[WHAT YOU NEED TO DO]:
Your answer should be one number: the count of lines below that contain "this".

[Excerpts from an interface dataset]:
□ □ □

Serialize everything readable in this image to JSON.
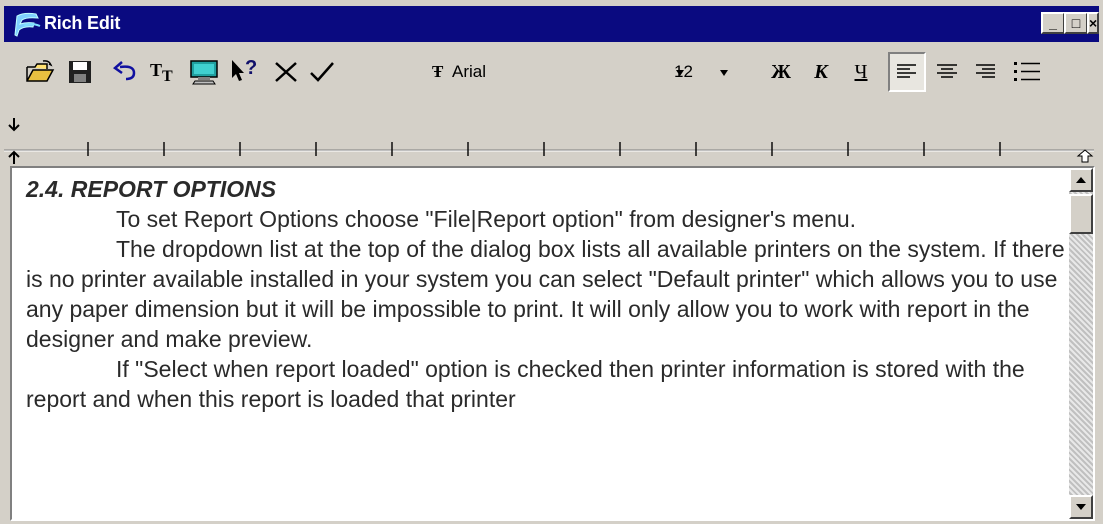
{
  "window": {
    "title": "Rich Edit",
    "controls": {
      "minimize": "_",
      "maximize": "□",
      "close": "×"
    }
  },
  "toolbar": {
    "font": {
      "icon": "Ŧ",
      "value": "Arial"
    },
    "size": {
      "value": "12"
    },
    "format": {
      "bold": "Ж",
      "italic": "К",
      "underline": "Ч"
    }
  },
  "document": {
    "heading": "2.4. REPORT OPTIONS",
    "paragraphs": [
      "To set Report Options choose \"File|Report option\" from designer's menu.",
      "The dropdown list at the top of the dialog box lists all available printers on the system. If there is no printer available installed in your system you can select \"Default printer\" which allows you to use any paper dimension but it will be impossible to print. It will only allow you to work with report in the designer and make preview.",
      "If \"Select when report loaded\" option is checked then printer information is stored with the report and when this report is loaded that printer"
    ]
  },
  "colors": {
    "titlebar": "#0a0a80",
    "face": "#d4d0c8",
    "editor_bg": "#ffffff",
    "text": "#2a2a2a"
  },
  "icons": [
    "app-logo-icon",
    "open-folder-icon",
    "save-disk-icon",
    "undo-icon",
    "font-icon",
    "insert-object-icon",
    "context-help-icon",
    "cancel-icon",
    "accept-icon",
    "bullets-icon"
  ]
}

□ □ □

[EXERCISE ANSWER]:
2